**Problem details**
When a line below contains the word "content", it counts toward the total; give that total and nothing besides.

——

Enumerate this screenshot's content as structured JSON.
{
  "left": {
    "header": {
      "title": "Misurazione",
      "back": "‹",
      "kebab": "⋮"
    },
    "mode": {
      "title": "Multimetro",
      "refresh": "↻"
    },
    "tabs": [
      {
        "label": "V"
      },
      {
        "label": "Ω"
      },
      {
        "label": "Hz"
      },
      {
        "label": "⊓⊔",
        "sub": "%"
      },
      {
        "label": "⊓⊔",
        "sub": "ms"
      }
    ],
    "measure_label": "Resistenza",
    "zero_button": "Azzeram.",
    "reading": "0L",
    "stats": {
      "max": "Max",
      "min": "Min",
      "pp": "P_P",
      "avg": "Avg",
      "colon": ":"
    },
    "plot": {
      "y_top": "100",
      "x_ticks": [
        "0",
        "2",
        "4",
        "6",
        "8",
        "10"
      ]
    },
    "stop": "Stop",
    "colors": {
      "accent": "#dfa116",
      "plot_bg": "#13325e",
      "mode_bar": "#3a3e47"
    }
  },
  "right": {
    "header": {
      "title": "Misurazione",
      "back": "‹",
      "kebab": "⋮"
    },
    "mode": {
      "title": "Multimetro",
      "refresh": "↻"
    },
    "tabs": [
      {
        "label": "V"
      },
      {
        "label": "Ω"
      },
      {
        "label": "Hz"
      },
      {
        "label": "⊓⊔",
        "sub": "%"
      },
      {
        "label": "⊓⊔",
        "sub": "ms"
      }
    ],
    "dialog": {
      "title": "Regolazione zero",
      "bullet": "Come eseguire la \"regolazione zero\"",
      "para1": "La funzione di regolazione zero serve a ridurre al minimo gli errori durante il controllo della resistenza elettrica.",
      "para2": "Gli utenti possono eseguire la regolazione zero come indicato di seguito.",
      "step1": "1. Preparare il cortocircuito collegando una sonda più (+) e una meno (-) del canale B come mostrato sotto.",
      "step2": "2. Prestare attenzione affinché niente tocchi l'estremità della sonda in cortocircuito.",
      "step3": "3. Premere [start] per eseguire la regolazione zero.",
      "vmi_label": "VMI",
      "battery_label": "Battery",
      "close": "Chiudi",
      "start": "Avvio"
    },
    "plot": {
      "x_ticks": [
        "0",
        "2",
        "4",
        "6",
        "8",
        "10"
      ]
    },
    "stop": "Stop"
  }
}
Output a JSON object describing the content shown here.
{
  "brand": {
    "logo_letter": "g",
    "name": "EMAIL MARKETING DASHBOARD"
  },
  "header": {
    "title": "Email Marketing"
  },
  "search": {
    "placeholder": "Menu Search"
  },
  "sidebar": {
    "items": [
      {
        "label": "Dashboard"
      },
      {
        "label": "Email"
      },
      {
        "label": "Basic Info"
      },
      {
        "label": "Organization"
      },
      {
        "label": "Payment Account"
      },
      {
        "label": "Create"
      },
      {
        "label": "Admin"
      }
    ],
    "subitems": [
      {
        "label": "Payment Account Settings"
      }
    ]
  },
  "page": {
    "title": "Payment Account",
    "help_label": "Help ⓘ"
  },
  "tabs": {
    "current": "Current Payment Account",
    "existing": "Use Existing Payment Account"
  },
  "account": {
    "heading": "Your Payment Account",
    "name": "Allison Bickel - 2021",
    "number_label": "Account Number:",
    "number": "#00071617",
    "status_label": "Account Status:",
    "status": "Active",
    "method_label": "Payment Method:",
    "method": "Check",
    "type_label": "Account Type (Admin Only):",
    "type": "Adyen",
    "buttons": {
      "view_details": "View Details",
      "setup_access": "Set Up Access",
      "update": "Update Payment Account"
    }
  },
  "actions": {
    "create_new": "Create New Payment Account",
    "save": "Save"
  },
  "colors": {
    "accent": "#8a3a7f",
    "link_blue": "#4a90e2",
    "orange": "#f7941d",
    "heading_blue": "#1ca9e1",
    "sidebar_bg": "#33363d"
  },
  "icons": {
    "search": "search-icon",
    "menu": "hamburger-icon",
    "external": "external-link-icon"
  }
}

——

**Exercise solution**
2